If you are just starting out as a drug tester, the best way to do it is to hand the child the cup to pee in, stand with him in the bathroom and turn your back. The earlier you start and the better your relationship, the less the awkwardness.
It will help if you can keep it light while you’re testing. “Oh, I know, this is SO embarrassing. I can hardly stand it myself!” You can do that better when they’re young. It might get a little harder when they’re older, but it is still imperative to be a drug testing parent.
Your older children are especially not going to be excited about this new regime. “Yeah, Mom. Wow, you are so progressive. Yes, please, please let us be a drug testing family. I can hardly wait.”
Their goal will be to make you feel stupid. You can act tentative about drug testing if you want, but that won’t help. Take back the reins. Drive this parenting wagon and gallop it down the road to freedom. Be strong. Take courage from other parents who have finally seen the light after being herded unceremoniously into a very long and very dark tunnel. You do not want to go there.
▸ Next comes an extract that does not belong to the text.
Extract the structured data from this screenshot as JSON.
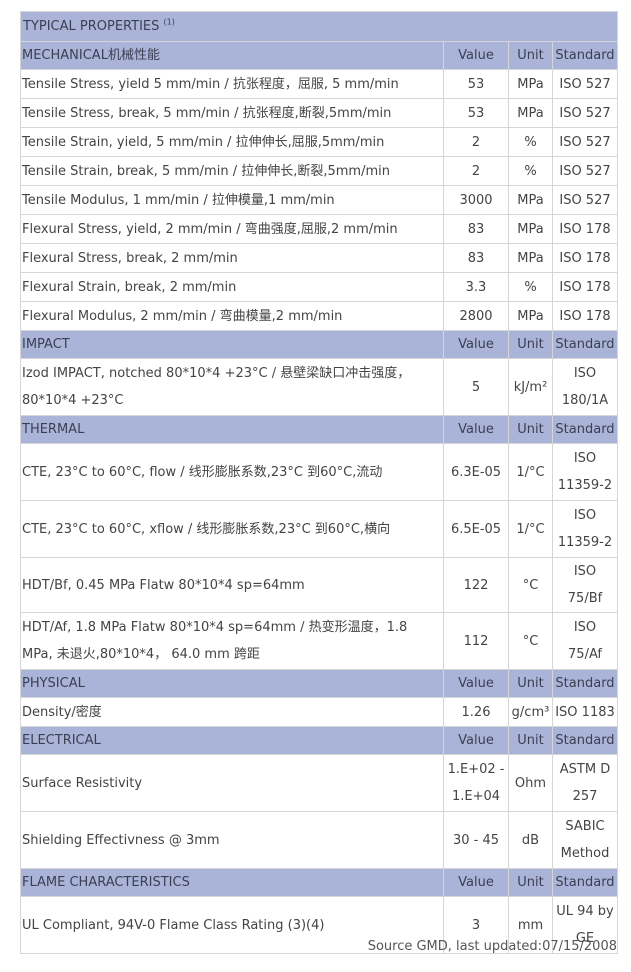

It is never too late to start a new pattern. They’ll fight you on it, but when you have confidence in yourself and your parenting skills, you won’t cower under their bullying: “Get out of here! I’m not going to pee right here in front of you! What are you thinking? You don’t trust me, do you? Nobody else’s parents do this. This is so lame. You’re crazy. I’m not doing it.”
Like I say, it is a lot better to start when they’re young but it is crucial as they get older.
Drug testing will catch the big stuff like marijuana and heroin and Meth. It will catch pain killers that doctors seem to hand out like M & M’s and the rightful prescriptees like to sell. But it won’t catch everything. You could test your child every day and it wouldn’t protect him against sniffing paint or huffing computer cleaner. So along with the testing, you’ll need to continually educate him after first educating yourself.
Had I known about and used drug testing early, it could have saved our family an exorbitant amount of grief and a wonderful boy’s promising future.
Drug testing is a tool. It gives your child a way out and you a partial report card of their progress. Use it!